winesburg, ohio

Every night when Greg and I go to bed, I plop my head down on my pillow, ready to conk out,  while he flips open his i pad to read whatever book he's on.  I don't know if I can remember the last fiction book I read, but lately I've felt a marked pull towards reading again.

When I was in the First Grade I started bringing chapter books out to read on the playground.  I fell in love with Judy Bloom and Roald Dahl early on, and would hide in a big truck tire during recess so that I had a quiet place to read.  Once, in the 2nd Grade, I somehow misplaced my copy of The Witches.  I was convinced it must have been stolen and requested that a schoolwide announcement be made over the intercom asking that my book be returned to the Administration Office (no questions asked).  My dogeared copy was never turned in, but it was quickly replaced.

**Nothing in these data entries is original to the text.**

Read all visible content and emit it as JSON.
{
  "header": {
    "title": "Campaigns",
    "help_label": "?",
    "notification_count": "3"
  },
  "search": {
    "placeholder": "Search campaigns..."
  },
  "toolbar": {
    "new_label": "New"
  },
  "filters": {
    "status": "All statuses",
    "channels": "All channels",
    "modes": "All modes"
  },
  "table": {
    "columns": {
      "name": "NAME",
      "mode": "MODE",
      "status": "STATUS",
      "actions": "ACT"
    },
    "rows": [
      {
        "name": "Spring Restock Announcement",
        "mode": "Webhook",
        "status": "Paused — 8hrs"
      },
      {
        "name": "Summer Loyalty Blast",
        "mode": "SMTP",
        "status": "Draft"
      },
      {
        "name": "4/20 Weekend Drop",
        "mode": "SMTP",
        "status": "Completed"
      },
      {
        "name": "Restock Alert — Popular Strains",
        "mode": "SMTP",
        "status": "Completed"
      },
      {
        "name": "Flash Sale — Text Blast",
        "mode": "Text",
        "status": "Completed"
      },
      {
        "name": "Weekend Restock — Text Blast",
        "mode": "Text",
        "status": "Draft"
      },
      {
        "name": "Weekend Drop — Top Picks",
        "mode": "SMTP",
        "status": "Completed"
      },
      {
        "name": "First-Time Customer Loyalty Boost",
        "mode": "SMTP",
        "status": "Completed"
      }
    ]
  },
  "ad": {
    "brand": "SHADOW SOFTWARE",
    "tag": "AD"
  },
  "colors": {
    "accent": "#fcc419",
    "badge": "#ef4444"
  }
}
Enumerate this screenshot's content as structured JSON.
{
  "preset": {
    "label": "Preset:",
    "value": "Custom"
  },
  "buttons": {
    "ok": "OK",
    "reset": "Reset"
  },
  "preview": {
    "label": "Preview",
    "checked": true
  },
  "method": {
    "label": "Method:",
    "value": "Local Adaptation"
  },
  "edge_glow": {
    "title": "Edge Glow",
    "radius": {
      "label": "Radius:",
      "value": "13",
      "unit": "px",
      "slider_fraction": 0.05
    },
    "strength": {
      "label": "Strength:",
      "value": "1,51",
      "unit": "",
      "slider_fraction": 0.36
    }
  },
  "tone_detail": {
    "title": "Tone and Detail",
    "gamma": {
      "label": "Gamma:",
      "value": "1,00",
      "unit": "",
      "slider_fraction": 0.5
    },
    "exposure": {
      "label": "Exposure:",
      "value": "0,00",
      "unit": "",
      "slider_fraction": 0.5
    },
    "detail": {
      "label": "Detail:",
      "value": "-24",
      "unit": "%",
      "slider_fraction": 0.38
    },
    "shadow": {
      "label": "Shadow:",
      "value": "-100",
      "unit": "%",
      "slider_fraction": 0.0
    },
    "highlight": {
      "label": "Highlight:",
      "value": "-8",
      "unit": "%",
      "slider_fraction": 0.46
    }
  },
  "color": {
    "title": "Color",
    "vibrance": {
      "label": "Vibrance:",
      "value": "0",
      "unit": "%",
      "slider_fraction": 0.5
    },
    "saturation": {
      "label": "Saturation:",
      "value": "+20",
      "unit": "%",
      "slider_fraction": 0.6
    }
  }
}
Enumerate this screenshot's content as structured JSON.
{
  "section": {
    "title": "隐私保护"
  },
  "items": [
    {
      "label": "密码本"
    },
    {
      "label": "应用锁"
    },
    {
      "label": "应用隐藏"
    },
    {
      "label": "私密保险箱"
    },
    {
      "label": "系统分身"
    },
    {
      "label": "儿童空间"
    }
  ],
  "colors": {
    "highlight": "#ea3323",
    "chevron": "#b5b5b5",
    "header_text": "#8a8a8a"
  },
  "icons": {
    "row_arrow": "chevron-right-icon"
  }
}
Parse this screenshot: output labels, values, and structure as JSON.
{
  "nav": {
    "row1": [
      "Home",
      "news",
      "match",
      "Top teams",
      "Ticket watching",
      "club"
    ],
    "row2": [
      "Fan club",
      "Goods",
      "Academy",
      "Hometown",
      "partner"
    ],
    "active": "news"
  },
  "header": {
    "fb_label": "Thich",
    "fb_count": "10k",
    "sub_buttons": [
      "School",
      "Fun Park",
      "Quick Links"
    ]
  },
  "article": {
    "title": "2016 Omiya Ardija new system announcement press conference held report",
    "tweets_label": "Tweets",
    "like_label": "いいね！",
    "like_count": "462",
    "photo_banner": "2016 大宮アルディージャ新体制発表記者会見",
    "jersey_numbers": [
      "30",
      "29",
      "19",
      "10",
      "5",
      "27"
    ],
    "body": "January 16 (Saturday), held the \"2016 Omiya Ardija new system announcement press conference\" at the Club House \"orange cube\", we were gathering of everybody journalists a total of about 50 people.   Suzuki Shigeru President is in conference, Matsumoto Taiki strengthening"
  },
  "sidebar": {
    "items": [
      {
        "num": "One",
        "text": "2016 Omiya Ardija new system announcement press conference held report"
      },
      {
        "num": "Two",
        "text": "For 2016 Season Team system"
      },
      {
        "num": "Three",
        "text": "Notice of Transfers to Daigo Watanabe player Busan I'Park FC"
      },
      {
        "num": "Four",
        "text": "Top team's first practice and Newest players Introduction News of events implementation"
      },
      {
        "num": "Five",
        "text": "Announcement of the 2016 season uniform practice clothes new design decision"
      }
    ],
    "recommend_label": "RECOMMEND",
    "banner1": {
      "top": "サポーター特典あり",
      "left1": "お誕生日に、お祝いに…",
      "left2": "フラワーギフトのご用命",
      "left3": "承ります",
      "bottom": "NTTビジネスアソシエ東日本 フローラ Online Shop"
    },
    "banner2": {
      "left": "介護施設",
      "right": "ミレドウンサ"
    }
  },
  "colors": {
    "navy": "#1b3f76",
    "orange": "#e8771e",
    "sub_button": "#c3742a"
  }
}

The last novel that moved me as an adult was Joan Dideon's Run River.  After reading that beautiful book I read several others of hers, searching for a similar rush.  That was almost 9 years ago when I was living in Crown Heights with my sister, in an apartment without a TV.

My sister worked in publishing in New York for a while before she went on to travel the world getting her PHD in literature and language studies.  She's got a lot of great books piled up at our mom's house in PA and the last time I was home I picked up Winesburg Ohio, by Sherwood Anderson.  A note scrawled on the inside cover from one of her friends reads:

Nicole,

This book is dark and bittersweet - the way that you like it.  It's all characters and just now reminded me of your own stories.  So take this copy.

I'm only through the first few chapters but already I love it.  Each chapter is a snippet about a different person living in one rural midwestern town in the early 1900s.  In one of them there is vivid imagery of the 'leftover' apples in the town's orchards that I loved:

"The story of Doctor Reefy and his courtship of the tall dark girl who became his wife...is a very curious story.  It is delicious, like the twisted little apples that grow in the orchards of Winesburg.  In the fall one walks in the orchards and the ground is hard with frost underfoot.  The apples have been taken from the trees by the pickers.  They have been put in barrels and shipped to the cities where they will be eaten in apartments that are filled with books, magazines, furniture, and people.  On the trees are only the few gnarled apples that the pickers have rejected.  They look like the knuckles of Doctor Reefy's hands.  One nibbles at them and they are delicious.  Into a little round place at the side of the apple has been gathered all of its sweetness.  One runs from tree to tree over the frosted ground picking the gnarled, twisted apples and filling his pockets with them.  Only the few know the sweetness of the twisted apples."

I am a vigilant subscriber of the idea that the imperfect,overlooked specimens of nature can be a beautifully kept secret with a sweetness unlike any other, and after reading this was inspired to capture that ganarled, concentrated sweetness in an arrangement.

So, at the market I picked up gnarly fig branches and dusty grey centered anemones.  And then Carra brought down a special delivery of tangled plum blossom, apple blossom, and variegated jasmine vines from Mendocino county.

Hopefully this reading (fiction) thing sticks!  It makes for some fun flowers.

xoXO

TLP